======== Entries shown ========
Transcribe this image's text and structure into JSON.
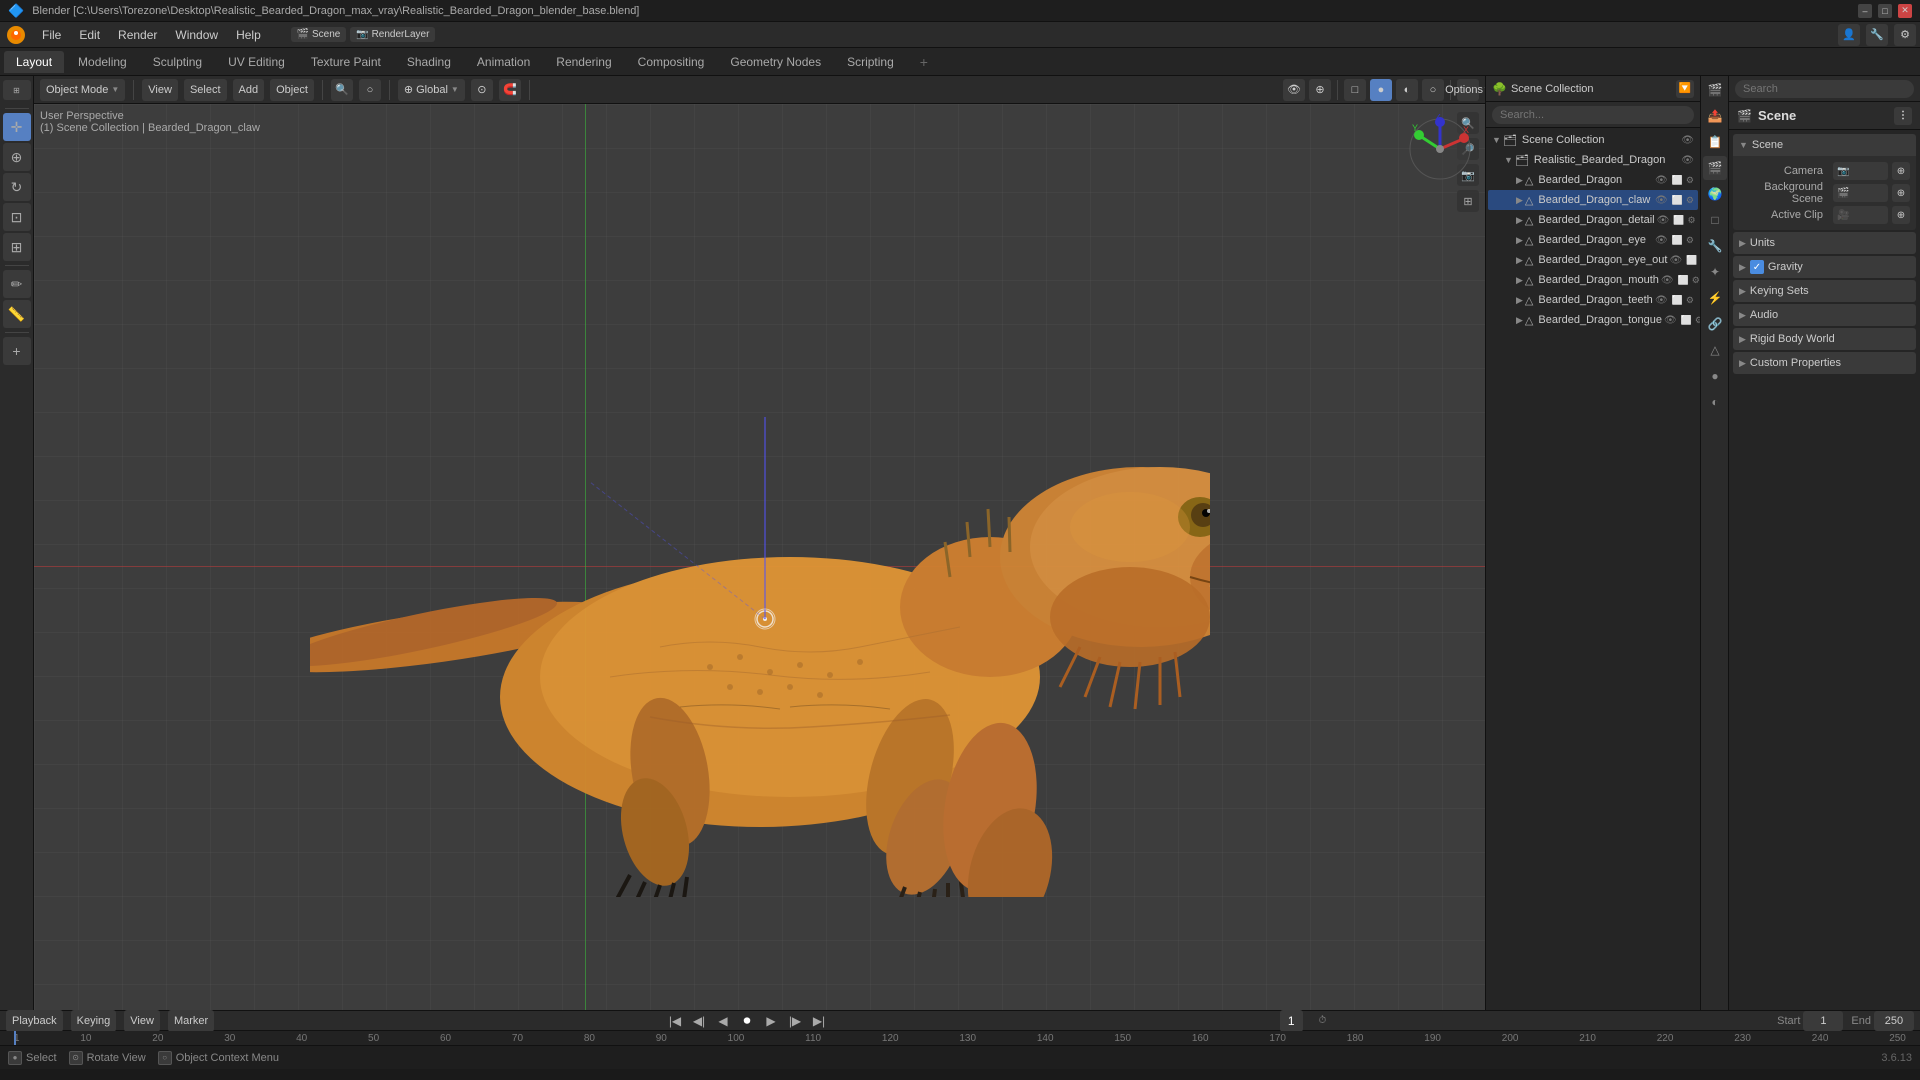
{
  "window": {
    "title": "Blender [C:\\Users\\Torezone\\Desktop\\Realistic_Bearded_Dragon_max_vray\\Realistic_Bearded_Dragon_blender_base.blend]",
    "version": "3.6.13"
  },
  "menu": {
    "items": [
      "Blender",
      "File",
      "Edit",
      "Render",
      "Window",
      "Help"
    ]
  },
  "workspaces": {
    "tabs": [
      "Layout",
      "Modeling",
      "Sculpting",
      "UV Editing",
      "Texture Paint",
      "Shading",
      "Animation",
      "Rendering",
      "Compositing",
      "Geometry Nodes",
      "Scripting",
      "+"
    ],
    "active": "Layout"
  },
  "viewport": {
    "mode": "Object Mode",
    "shading": "User Perspective",
    "scene_path": "(1) Scene Collection | Bearded_Dragon_claw",
    "transform": "Global",
    "options_label": "Options"
  },
  "outliner": {
    "title": "Scene Collection",
    "items": [
      {
        "name": "Realistic_Bearded_Dragon",
        "indent": 0,
        "expanded": true,
        "type": "collection",
        "visible": true
      },
      {
        "name": "Bearded_Dragon",
        "indent": 1,
        "expanded": false,
        "type": "object",
        "visible": true
      },
      {
        "name": "Bearded_Dragon_claw",
        "indent": 1,
        "expanded": false,
        "type": "object",
        "visible": true,
        "selected": true
      },
      {
        "name": "Bearded_Dragon_detail",
        "indent": 1,
        "expanded": false,
        "type": "object",
        "visible": true
      },
      {
        "name": "Bearded_Dragon_eye",
        "indent": 1,
        "expanded": false,
        "type": "object",
        "visible": true
      },
      {
        "name": "Bearded_Dragon_eye_out",
        "indent": 1,
        "expanded": false,
        "type": "object",
        "visible": true
      },
      {
        "name": "Bearded_Dragon_mouth",
        "indent": 1,
        "expanded": false,
        "type": "object",
        "visible": true
      },
      {
        "name": "Bearded_Dragon_teeth",
        "indent": 1,
        "expanded": false,
        "type": "object",
        "visible": true
      },
      {
        "name": "Bearded_Dragon_tongue",
        "indent": 1,
        "expanded": false,
        "type": "object",
        "visible": true
      }
    ]
  },
  "properties": {
    "active_tab": "scene",
    "scene_label": "Scene",
    "tabs": [
      "render",
      "output",
      "view_layer",
      "scene",
      "world",
      "object",
      "modifier",
      "particles",
      "physics",
      "constraints",
      "object_data",
      "material",
      "shader"
    ],
    "scene_name": "Scene",
    "sections": {
      "scene": {
        "label": "Scene",
        "camera_label": "Camera",
        "background_scene_label": "Background Scene",
        "active_clip_label": "Active Clip"
      },
      "units": {
        "label": "Units"
      },
      "gravity": {
        "label": "Gravity",
        "checked": true
      },
      "keying_sets": {
        "label": "Keying Sets"
      },
      "audio": {
        "label": "Audio"
      },
      "rigid_body_world": {
        "label": "Rigid Body World"
      },
      "custom_properties": {
        "label": "Custom Properties"
      }
    }
  },
  "timeline": {
    "current_frame": "1",
    "start_frame": "1",
    "end_frame": "250",
    "playback_label": "Playback",
    "keying_label": "Keying",
    "view_label": "View",
    "marker_label": "Marker",
    "frame_markers": [
      "1",
      "10",
      "20",
      "30",
      "40",
      "50",
      "60",
      "70",
      "80",
      "90",
      "100",
      "110",
      "120",
      "130",
      "140",
      "150",
      "160",
      "170",
      "180",
      "190",
      "200",
      "210",
      "220",
      "230",
      "240",
      "250"
    ]
  },
  "status_bar": {
    "select_label": "Select",
    "rotate_view_label": "Rotate View",
    "object_context_label": "Object Context Menu",
    "version": "3.6.13"
  },
  "toolbar": {
    "tools": [
      "cursor",
      "move",
      "rotate",
      "scale",
      "transform",
      "annotate",
      "measure",
      "add"
    ],
    "right_tools": [
      "view",
      "zoom",
      "orbit"
    ]
  }
}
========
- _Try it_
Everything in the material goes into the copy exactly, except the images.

- _Problem solution_
Transcribe this image's text and structure into JSON.
{
  "window": {
    "title": "Blender [C:\\Users\\Torezone\\Desktop\\Realistic_Bearded_Dragon_max_vray\\Realistic_Bearded_Dragon_blender_base.blend]",
    "version": "3.6.13"
  },
  "menu": {
    "items": [
      "Blender",
      "File",
      "Edit",
      "Render",
      "Window",
      "Help"
    ]
  },
  "workspaces": {
    "tabs": [
      "Layout",
      "Modeling",
      "Sculpting",
      "UV Editing",
      "Texture Paint",
      "Shading",
      "Animation",
      "Rendering",
      "Compositing",
      "Geometry Nodes",
      "Scripting",
      "+"
    ],
    "active": "Layout"
  },
  "viewport": {
    "mode": "Object Mode",
    "shading": "User Perspective",
    "scene_path": "(1) Scene Collection | Bearded_Dragon_claw",
    "transform": "Global",
    "options_label": "Options"
  },
  "outliner": {
    "title": "Scene Collection",
    "items": [
      {
        "name": "Realistic_Bearded_Dragon",
        "indent": 0,
        "expanded": true,
        "type": "collection",
        "visible": true
      },
      {
        "name": "Bearded_Dragon",
        "indent": 1,
        "expanded": false,
        "type": "object",
        "visible": true
      },
      {
        "name": "Bearded_Dragon_claw",
        "indent": 1,
        "expanded": false,
        "type": "object",
        "visible": true,
        "selected": true
      },
      {
        "name": "Bearded_Dragon_detail",
        "indent": 1,
        "expanded": false,
        "type": "object",
        "visible": true
      },
      {
        "name": "Bearded_Dragon_eye",
        "indent": 1,
        "expanded": false,
        "type": "object",
        "visible": true
      },
      {
        "name": "Bearded_Dragon_eye_out",
        "indent": 1,
        "expanded": false,
        "type": "object",
        "visible": true
      },
      {
        "name": "Bearded_Dragon_mouth",
        "indent": 1,
        "expanded": false,
        "type": "object",
        "visible": true
      },
      {
        "name": "Bearded_Dragon_teeth",
        "indent": 1,
        "expanded": false,
        "type": "object",
        "visible": true
      },
      {
        "name": "Bearded_Dragon_tongue",
        "indent": 1,
        "expanded": false,
        "type": "object",
        "visible": true
      }
    ]
  },
  "properties": {
    "active_tab": "scene",
    "scene_label": "Scene",
    "tabs": [
      "render",
      "output",
      "view_layer",
      "scene",
      "world",
      "object",
      "modifier",
      "particles",
      "physics",
      "constraints",
      "object_data",
      "material",
      "shader"
    ],
    "scene_name": "Scene",
    "sections": {
      "scene": {
        "label": "Scene",
        "camera_label": "Camera",
        "background_scene_label": "Background Scene",
        "active_clip_label": "Active Clip"
      },
      "units": {
        "label": "Units"
      },
      "gravity": {
        "label": "Gravity",
        "checked": true
      },
      "keying_sets": {
        "label": "Keying Sets"
      },
      "audio": {
        "label": "Audio"
      },
      "rigid_body_world": {
        "label": "Rigid Body World"
      },
      "custom_properties": {
        "label": "Custom Properties"
      }
    }
  },
  "timeline": {
    "current_frame": "1",
    "start_frame": "1",
    "end_frame": "250",
    "playback_label": "Playback",
    "keying_label": "Keying",
    "view_label": "View",
    "marker_label": "Marker",
    "frame_markers": [
      "1",
      "10",
      "20",
      "30",
      "40",
      "50",
      "60",
      "70",
      "80",
      "90",
      "100",
      "110",
      "120",
      "130",
      "140",
      "150",
      "160",
      "170",
      "180",
      "190",
      "200",
      "210",
      "220",
      "230",
      "240",
      "250"
    ]
  },
  "status_bar": {
    "select_label": "Select",
    "rotate_view_label": "Rotate View",
    "object_context_label": "Object Context Menu",
    "version": "3.6.13"
  },
  "toolbar": {
    "tools": [
      "cursor",
      "move",
      "rotate",
      "scale",
      "transform",
      "annotate",
      "measure",
      "add"
    ],
    "right_tools": [
      "view",
      "zoom",
      "orbit"
    ]
  }
}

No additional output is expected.